### Task statement
Extract all lines that hold "label" from the records below.

### Material shown
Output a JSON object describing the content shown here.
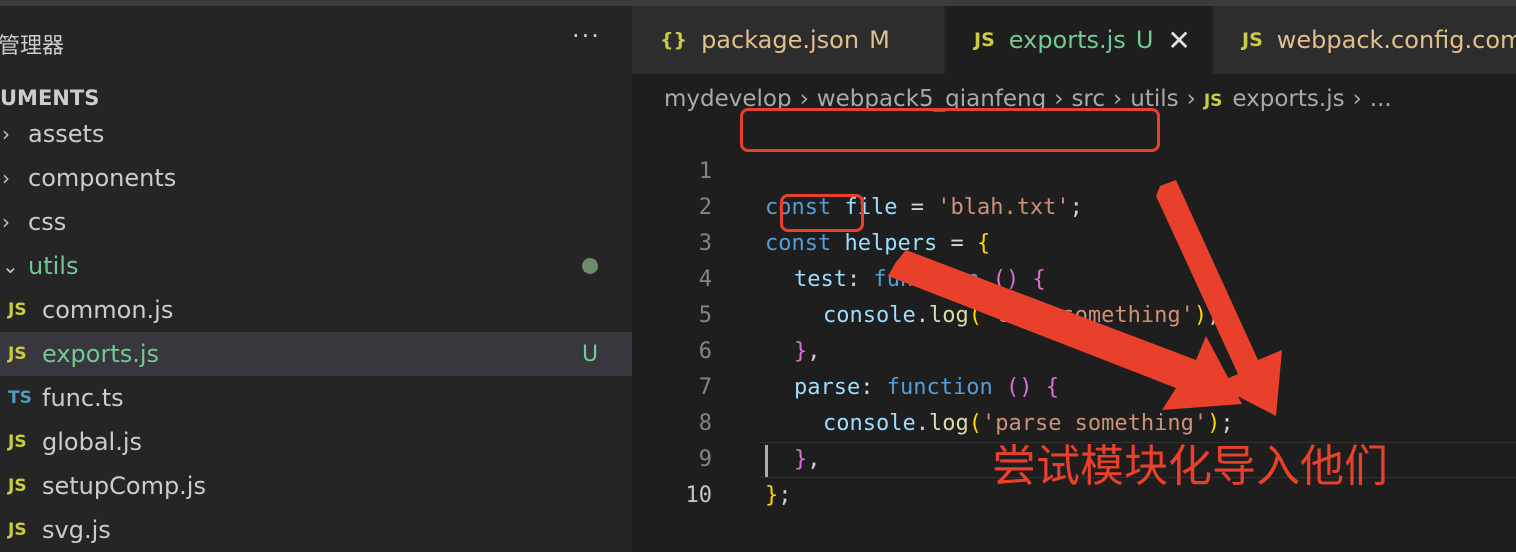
{
  "sidebar": {
    "title": "管理器",
    "more": "···",
    "section": "UMENTS",
    "items": [
      {
        "chevron": "›",
        "label": "assets"
      },
      {
        "chevron": "›",
        "label": "components"
      },
      {
        "chevron": "›",
        "label": "css"
      },
      {
        "chevron": "⌄",
        "label": "utils"
      },
      {
        "icon": "JS",
        "label": "common.js"
      },
      {
        "icon": "JS",
        "label": "exports.js",
        "badge": "U"
      },
      {
        "icon": "TS",
        "label": "func.ts"
      },
      {
        "icon": "JS",
        "label": "global.js"
      },
      {
        "icon": "JS",
        "label": "setupComp.js"
      },
      {
        "icon": "JS",
        "label": "svg.js"
      }
    ]
  },
  "tabs": [
    {
      "icon": "{}",
      "name": "package.json",
      "status": "M"
    },
    {
      "icon": "JS",
      "name": "exports.js",
      "status": "U",
      "close": "✕"
    },
    {
      "icon": "JS",
      "name": "webpack.config.com"
    }
  ],
  "breadcrumb": {
    "parts": [
      "mydevelop",
      "webpack5_qianfeng",
      "src",
      "utils"
    ],
    "file_icon": "JS",
    "file": "exports.js",
    "tail": "..."
  },
  "code": {
    "line_numbers": [
      "1",
      "2",
      "3",
      "4",
      "5",
      "6",
      "7",
      "8",
      "9",
      "10"
    ],
    "l1": {
      "kw": "const",
      "var": "file",
      "op": " = ",
      "str": "'blah.txt'",
      "end": ";"
    },
    "l2": {
      "kw": "const",
      "var": "helpers",
      "op": " = ",
      "br": "{"
    },
    "l3": {
      "key": "test",
      "colon": ": ",
      "kw": "function",
      "sp": " ",
      "paren": "()",
      "sp2": " ",
      "br": "{"
    },
    "l4": {
      "obj": "console",
      "dot": ".",
      "fn": "log",
      "p1": "(",
      "str": "'test something'",
      "p2": ")",
      "end": ";"
    },
    "l5": {
      "br": "}",
      "end": ","
    },
    "l6": {
      "key": "parse",
      "colon": ": ",
      "kw": "function",
      "sp": " ",
      "paren": "()",
      "sp2": " ",
      "br": "{"
    },
    "l7": {
      "obj": "console",
      "dot": ".",
      "fn": "log",
      "p1": "(",
      "str": "'parse something'",
      "p2": ")",
      "end": ";"
    },
    "l8": {
      "br": "}",
      "end": ","
    },
    "l9": {
      "br": "}",
      "end": ";"
    }
  },
  "annotation": {
    "text": "尝试模块化导入他们",
    "color": "#e8402a"
  }
}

### Reply
        "label": "assets"
        "label": "components"
        "label": "css"
        "label": "utils"
        "label": "common.js"
        "label": "exports.js",
        "label": "func.ts"
        "label": "global.js"
        "label": "setupComp.js"
        "label": "svg.js"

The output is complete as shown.